CBD might help prime cells against COVID
CBD in therapeutic amounts seem to increase the innate anti-viral system of cells readiness to respond to viral infection
CBD in therapeutic amounts seem to increase the innate anti-viral system of cells readiness to respond to viral infectionBy Media Relations
Synthetic cannabidiol, a non-psychoactive compound also found in the cannabis plant, appears to prime the innate immune system of cells, potentially offering protection against pathogens such as SARS-CoV-2.
Researchers found that synthetic cannabidiol (CBD) augments the anti-viral response of cells to three key proteins produced by the SARS-CoV-2 genome – which was, until now, an unknown effect.
The researchers studied these proteins in human kidney cells, both alone and in combination with CBD, as well as the effects of CBD in healthy control cells.
“When cells in the lungs or the digestive tract are infected with a virus, they have an ability to sense and respond, even before the immune system notices a virus is present,” said Robin Duncan, lead investigator and a professor in the University of Waterloo's Department of Kinesiology and Health Sciences. “They do this by activating innate responses inside of cells, which form the first line of defence. In the case of COVID-19, however, this response isn’t very good, which has contributed to high infection rates.
“With an RNA-type virus, like SARS-CoV-2, cells should activate an innate system that cuts up the viral genome, which also causes infected cells to undergo a process called apoptosis – a sort of controlled cell death that gets rid of infected cells early on. This could stop an infection, or slow its spread in the body or to others. When we combined CBD with these viral proteins, they had a much better ability to activate this system and to activate apoptosis.”
Duncan said what was potentially even more exciting, however, was that in cells that had not been exposed to the SARS-CoV-2 proteins, CBD in therapeutic amounts seemed to prime the innate anti-viral system of cells, increasing their readiness to respond to viral infection – and that this happened without activating apoptosis in healthy cells.
Waterloo's postdoctoral fellow Maria Fernandes, who performed the cell studies, said, “This suggests CBD at the right dose could help cells be in a better state of readiness to respond to a virus, but it doesn’t cause a response unless there is a need.”
Duncan said this idea is supported by evidence from users of a high-dose pharmaceutical CBD licensed in the United States for the treatment of rare types of epilepsy. In that study, patients taking prescription high-dose CBD had around a 10-fold lower risk of testing positive for COVID-19.
Duncan points out that CBD does not cause a high, the way THC does, making it more widely useful.
The study, “Effect of cannabidiol on apoptosis and cellular interferon and interferon-stimulated gene responses to the SARS-CoV-2 genes ORF8, ORF10 and M protein,” is co-authored by Duncan, Fernandes, John Zewen Chan, Chia Chun Joey Hung and Michelle Tomczewski.
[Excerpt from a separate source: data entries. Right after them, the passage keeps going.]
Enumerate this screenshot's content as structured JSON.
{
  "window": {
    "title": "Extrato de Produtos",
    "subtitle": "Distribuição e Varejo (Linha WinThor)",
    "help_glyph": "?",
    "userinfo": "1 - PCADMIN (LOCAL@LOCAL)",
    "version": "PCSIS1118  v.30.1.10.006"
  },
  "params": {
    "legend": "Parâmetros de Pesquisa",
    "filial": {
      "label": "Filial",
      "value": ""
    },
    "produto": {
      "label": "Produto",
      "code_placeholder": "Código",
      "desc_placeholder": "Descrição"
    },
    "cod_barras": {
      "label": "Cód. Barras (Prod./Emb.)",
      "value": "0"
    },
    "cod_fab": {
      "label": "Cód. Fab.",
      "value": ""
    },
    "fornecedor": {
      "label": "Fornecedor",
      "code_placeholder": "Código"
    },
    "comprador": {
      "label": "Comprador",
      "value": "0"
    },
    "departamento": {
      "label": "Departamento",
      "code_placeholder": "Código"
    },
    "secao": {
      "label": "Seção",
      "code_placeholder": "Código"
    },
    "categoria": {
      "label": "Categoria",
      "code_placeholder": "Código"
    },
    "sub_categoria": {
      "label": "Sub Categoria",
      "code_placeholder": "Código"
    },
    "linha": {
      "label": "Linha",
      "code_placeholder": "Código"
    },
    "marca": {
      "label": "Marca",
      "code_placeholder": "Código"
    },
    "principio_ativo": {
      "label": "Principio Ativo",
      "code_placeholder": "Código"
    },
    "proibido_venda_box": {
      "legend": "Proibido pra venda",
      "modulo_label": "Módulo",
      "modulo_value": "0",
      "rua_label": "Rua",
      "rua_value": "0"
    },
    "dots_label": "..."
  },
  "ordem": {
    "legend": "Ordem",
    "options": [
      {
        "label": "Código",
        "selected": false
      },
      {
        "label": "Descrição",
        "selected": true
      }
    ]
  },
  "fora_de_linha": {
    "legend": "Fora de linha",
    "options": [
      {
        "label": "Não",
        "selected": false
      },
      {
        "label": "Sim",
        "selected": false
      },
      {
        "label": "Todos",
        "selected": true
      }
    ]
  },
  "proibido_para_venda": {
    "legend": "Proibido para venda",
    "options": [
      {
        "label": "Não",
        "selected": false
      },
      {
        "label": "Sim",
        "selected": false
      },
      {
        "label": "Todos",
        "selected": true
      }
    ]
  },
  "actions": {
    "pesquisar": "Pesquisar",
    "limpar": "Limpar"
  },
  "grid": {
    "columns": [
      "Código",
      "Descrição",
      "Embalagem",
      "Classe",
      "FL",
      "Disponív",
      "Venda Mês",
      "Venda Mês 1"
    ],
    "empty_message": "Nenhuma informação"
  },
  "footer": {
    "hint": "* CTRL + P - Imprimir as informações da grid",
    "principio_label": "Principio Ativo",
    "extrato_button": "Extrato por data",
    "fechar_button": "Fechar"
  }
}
A pre-peer-reviewed version is published on BioRxiv.org, and is under review in the journal Life Sciences.
The researchers said the discovery of this study is not meant to replace practices that are known to work in reducing the spread of COVID-19, such as masking, vaccination and other measures recommended by health experts.
The University of Waterloo acknowledges that much of our work takes place on the traditional territory of the Neutral, Anishinaabeg and Haudenosaunee peoples. Our main campus is situated on the Haldimand Tract, the land granted to the Six Nations that includes six miles on each side of the Grand River. Our active work toward reconciliation takes place across our campuses through research, learning, teaching, and community building, and is centralized within our Indigenous Initiatives Office.